[Data extracted from a collection]
+===+

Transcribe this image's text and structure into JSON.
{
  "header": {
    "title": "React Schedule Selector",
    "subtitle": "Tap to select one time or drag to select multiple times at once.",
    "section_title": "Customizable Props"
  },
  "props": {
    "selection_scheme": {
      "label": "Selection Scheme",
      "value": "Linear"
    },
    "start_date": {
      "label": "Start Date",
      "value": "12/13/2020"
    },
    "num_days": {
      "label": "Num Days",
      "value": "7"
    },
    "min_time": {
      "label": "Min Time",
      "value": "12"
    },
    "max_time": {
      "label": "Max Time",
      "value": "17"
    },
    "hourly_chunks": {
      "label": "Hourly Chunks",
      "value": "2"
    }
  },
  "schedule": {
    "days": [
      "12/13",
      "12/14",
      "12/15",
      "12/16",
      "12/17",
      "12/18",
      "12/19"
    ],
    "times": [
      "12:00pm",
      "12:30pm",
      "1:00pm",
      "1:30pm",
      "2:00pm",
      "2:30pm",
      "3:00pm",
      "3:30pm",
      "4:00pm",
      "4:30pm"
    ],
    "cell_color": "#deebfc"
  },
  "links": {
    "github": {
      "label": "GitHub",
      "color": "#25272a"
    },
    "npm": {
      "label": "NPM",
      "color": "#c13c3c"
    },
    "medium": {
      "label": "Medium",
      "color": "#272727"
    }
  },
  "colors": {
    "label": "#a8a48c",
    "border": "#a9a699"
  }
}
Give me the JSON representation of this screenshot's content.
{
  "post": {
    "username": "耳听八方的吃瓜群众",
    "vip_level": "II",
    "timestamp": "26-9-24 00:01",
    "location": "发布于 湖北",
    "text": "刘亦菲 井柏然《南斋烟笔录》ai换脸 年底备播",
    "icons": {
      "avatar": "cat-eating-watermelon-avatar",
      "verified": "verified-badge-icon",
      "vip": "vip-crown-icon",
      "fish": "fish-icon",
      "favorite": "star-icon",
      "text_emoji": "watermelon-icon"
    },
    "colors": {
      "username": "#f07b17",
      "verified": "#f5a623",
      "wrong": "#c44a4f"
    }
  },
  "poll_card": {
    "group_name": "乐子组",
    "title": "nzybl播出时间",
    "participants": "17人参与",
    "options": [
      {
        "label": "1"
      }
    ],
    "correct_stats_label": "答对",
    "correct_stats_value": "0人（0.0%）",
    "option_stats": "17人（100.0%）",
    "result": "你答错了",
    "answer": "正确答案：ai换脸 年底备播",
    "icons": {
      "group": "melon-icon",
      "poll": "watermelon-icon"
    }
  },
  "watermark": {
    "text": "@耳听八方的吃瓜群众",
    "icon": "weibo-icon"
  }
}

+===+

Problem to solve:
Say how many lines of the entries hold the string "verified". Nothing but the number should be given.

Solution to this task:
2